September 20, 2022

A furnace is often a background player at home, helping keep you warm in the cold winter months. It frequently isn't noticed until something breaks down.

One root cause could be that your furnace has a cracked heat exchanger. It can be a safety risk, so it’s important to learn the symptoms of a cracked heat exchanger and what to do if you believe that might be the problem.

What Is a Heat Exchanger in a Furnace?

A heat exchanger helps move heat from the combustion chamber of your furnace to the air that circulates throughout the ventilation. It typically handles this through coils or tubes that heat up the air while acting as a barrier to keep byproducts formed in the combustion chamber, called flue gasses, from leaking out into your home.

Is a Cracked Heat Exchanger Dangerous?

Given its central role, it’s no surprise that a damaged heat exchanger can be very dangerous. Cracks in the heat exchanger can enable dangerous gasses – such as carbon monoxide, which can be lethal – to flow throughout your home.

For that reason, do NOT turn on your furnace if you think it has a cracked heat exchanger, as this could make the entire family ill. Contact an HVAC professional right away if you are worried your furnace has a cracked heat exchanger that should be repaired.

Four Warning Signs of a Cracked Heat Exchanger:

  • Furnace switches off: A crack in your heat exchanger may cause your furnace to switch off.
  • Strange Smells: If the air coming out of your furnace has an intense chemical odor, it might be an indicator that gasses are seeping through cracks in your heat exchanger. These gasses, which will often smell like formaldehyde, are a common warning sign.
  • Carbon monoxide alarm goes off or you feel symptoms of poisoning: If a cracked heat exchanger is releasing carbon monoxide into your home, your carbon monoxide alarm may go off or household members could experience signs of carbon monoxide poisoning. Complications include headaches, dizziness, weakness, nausea, vomiting or feeling tired. If your alarm goes off or you feel unusually tired, leave the home immediately and then call for help.
  • Soot: If you notice black sooty collecting near the exterior of your furnace, it’s another sign something may be seriously wrong.

What to Do if a Furnace Heat Exchanger is Cracked

If you worry your furnace has a cracked heat exchanger, hire a pro experienced in furnace installation Mankato area right away so they can take a look at your system and, if needed, handle a furnace heat exchanger replacement.

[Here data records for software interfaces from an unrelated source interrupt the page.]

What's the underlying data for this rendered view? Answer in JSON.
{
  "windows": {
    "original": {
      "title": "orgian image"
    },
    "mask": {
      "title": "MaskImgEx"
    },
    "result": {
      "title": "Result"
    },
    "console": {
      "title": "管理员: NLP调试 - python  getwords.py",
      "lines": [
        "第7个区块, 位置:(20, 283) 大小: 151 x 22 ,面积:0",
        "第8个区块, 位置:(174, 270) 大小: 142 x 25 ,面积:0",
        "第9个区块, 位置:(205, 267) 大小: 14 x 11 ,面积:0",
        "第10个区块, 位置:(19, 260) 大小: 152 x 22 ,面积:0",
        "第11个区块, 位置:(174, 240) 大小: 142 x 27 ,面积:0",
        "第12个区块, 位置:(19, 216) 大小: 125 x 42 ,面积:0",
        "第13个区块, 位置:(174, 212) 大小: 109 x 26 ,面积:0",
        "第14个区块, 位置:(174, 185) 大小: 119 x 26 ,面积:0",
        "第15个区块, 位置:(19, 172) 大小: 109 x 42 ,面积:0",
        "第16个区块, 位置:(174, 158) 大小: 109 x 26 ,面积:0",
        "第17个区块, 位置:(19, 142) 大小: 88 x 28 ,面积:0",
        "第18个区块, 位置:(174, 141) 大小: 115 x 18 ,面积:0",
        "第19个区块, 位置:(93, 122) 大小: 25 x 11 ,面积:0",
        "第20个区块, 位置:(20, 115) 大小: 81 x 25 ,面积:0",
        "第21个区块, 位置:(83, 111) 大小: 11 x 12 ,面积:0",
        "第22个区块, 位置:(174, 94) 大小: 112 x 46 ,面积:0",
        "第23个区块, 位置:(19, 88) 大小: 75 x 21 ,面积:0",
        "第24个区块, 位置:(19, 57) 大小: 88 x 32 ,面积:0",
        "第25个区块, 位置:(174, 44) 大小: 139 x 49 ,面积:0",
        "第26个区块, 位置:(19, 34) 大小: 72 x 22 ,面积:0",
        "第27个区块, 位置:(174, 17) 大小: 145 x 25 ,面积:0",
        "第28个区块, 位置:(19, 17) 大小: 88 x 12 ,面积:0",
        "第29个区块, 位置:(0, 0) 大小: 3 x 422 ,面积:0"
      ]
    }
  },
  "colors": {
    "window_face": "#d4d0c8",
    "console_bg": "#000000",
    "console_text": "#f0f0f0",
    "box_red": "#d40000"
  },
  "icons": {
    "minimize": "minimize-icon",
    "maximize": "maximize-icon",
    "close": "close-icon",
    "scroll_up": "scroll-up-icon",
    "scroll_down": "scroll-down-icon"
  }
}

Costs should vary depending on the situation, but estimates often hover around $1,000 to $3,000.

Estimates aside, the good news is that heat exchangers are generally covered by the warranty. You’ll want to review the warranty paperwork on your furnace, since while the warranty won't always cover the entire cost of repairs, it can significantly reduce your bill.

How to Prevent a Cracked Heat Exchanger in Your Home

One of the best ways to avoid problems in your furnace overall is through routine furnace maintenance. Furnaces offer the most benefits when they run efficiently. Hiring a certified professional to check your furnace for broken-down parts, clogs in the air filters and other likely problems can keep you from getting a big bill later on.

It’s also a good idea to take a look at your furnace filters every few months – it’s encouraged some filters be replaced every 90 days or sooner if they are dirty or grimy. While the filters aren't connected to the heat exchanger itself, the strain of pulling air through a clogged filter makes the entire furnace work more vigorously to complete its job. And the harder your furnace needs to run, the more deterioration pieces like the heat exchanger will endure.